Reply To: Problems arising…
I’m in my first year at my school, and the kids loved the guy before me. I’m in the same boat as far as assessment requirements and whatnot, and the students (probably about 30% of them) are frustrated with the amount of non-performance work they have to do. It seemed to help when I explained to the kids what all I have to do regarding their grades and state requirements.

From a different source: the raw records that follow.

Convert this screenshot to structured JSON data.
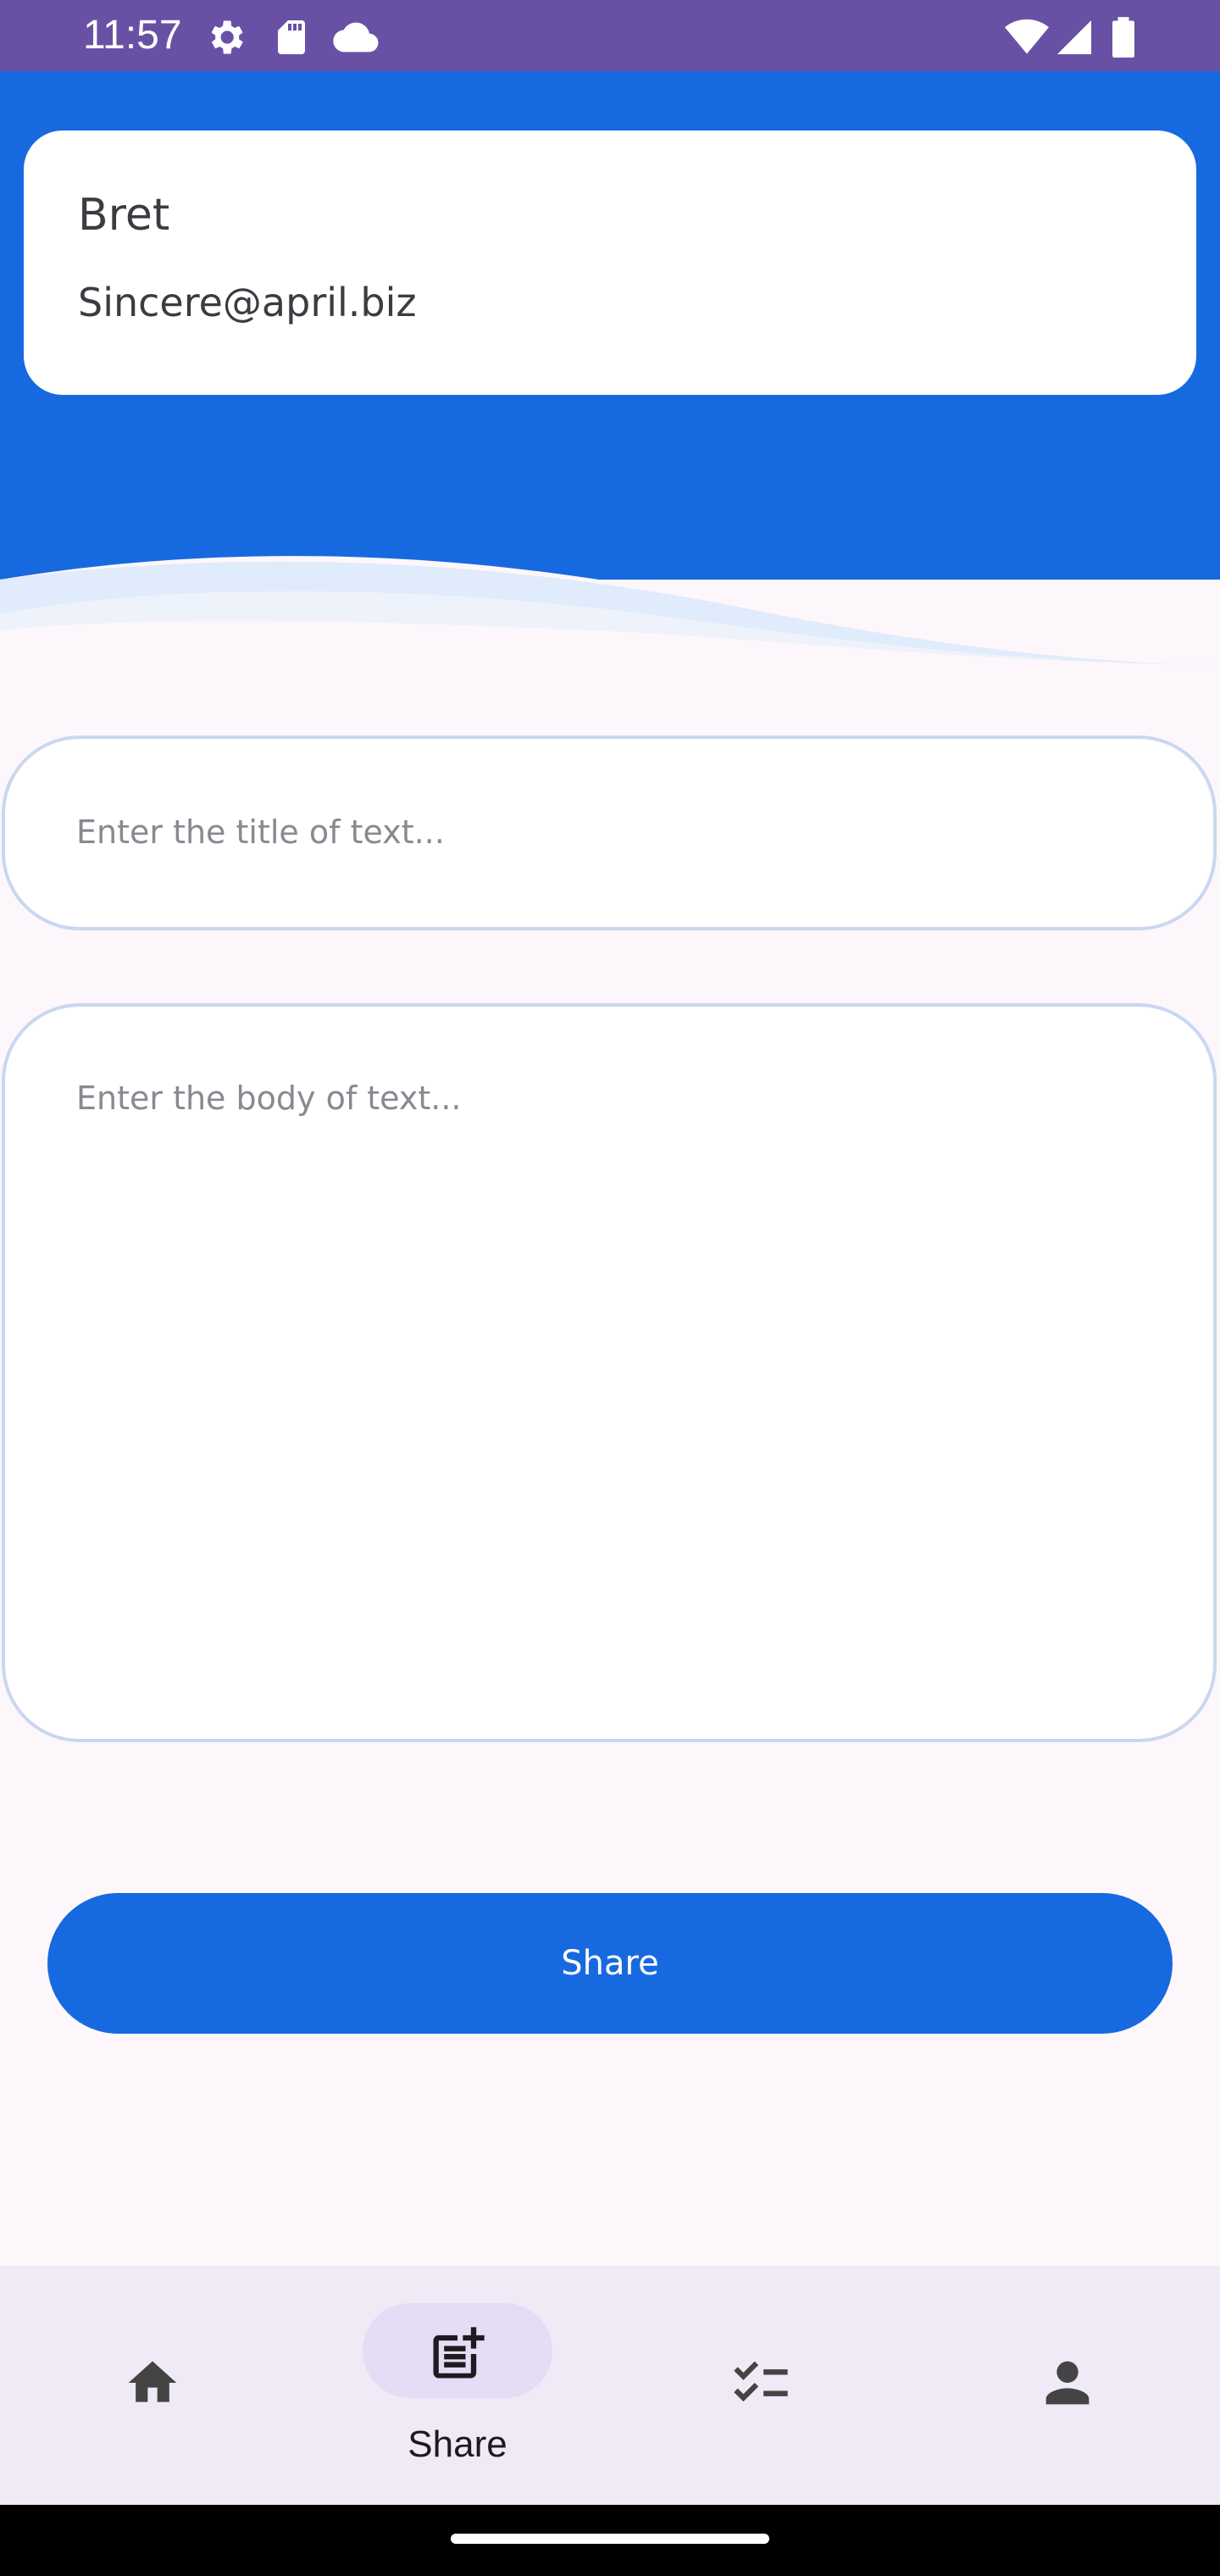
{
  "status_bar": {
    "time": "11:57",
    "icons": [
      "settings-icon",
      "sd-card-icon",
      "cloud-icon",
      "wifi-icon",
      "signal-icon",
      "battery-icon"
    ]
  },
  "user": {
    "name": "Bret",
    "email": "Sincere@april.biz"
  },
  "form": {
    "title_placeholder": "Enter the title of text...",
    "body_placeholder": "Enter the body of text...",
    "share_label": "Share"
  },
  "nav": {
    "items": [
      {
        "icon": "home-icon",
        "label": ""
      },
      {
        "icon": "post-add-icon",
        "label": "Share",
        "selected": true
      },
      {
        "icon": "checklist-icon",
        "label": ""
      },
      {
        "icon": "person-icon",
        "label": ""
      }
    ]
  },
  "colors": {
    "status_bar": "#6851a5",
    "primary": "#1769e0",
    "background": "#fdf7fc",
    "nav_background": "#f0eaf6",
    "nav_selected_pill": "#e5dcf6"
  }
}
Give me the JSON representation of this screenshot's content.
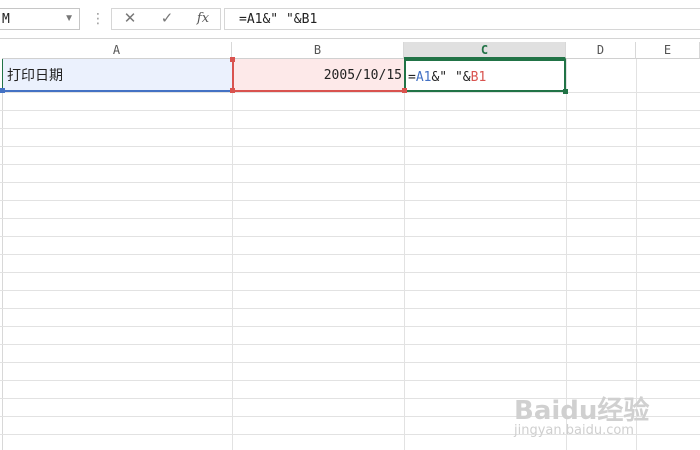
{
  "formula_bar": {
    "name_box": "M",
    "cancel_glyph": "✕",
    "enter_glyph": "✓",
    "fx_label": "fx",
    "formula": "=A1&\" \"&B1"
  },
  "columns": [
    {
      "label": "A"
    },
    {
      "label": "B"
    },
    {
      "label": "C"
    },
    {
      "label": "D"
    },
    {
      "label": "E"
    }
  ],
  "active_column": "C",
  "cells": {
    "a1": "打印日期",
    "b1": "2005/10/15",
    "c1": {
      "eq": "=",
      "ref_a": "A1",
      "mid": "&\" \"&",
      "ref_b": "B1"
    }
  },
  "colors": {
    "accent_green": "#217346",
    "ref_blue": "#4472c4",
    "ref_red": "#d9534f"
  },
  "watermark": {
    "logo": "Baidu经验",
    "url": "jingyan.baidu.com"
  }
}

I told them that I would love to be able to play more and give fewer assignments but that the state requires that I do things such as rank them as high, medium, or low based on things that don’t pertain to band (and I make it quite clear that I think it is morally wrong to label students like that) or ensure that they are doing quantifiable work during the entire class period (which is why “flutes and clarinets play; everyone else finger along” is now poor teaching and doing worksheets that take their focus away from the literature is good teaching). Of course, not all of the changes are terrible (and I wouldn’t actually have them play the entire period and do away with music theory and history), but this way they understand that our hands are tied as educators.
But there are always going to be beginners who hit that point where it stops being easy and starts requiring some actual work and decide they don’t want to have anything to do with such a class when they could just be in study hall. I figure that this particular era of overdoing assessments will be over within 5 years, and hopefully the changes at that time will be better.
I doubt the admin will decide that, after several years of building the band program to the level that you have, you must be a terrible teacher because the kids said you were. Most administrators were educators at some point and know that a seventh grader probably isn’t in a position to judge your skill as a teacher.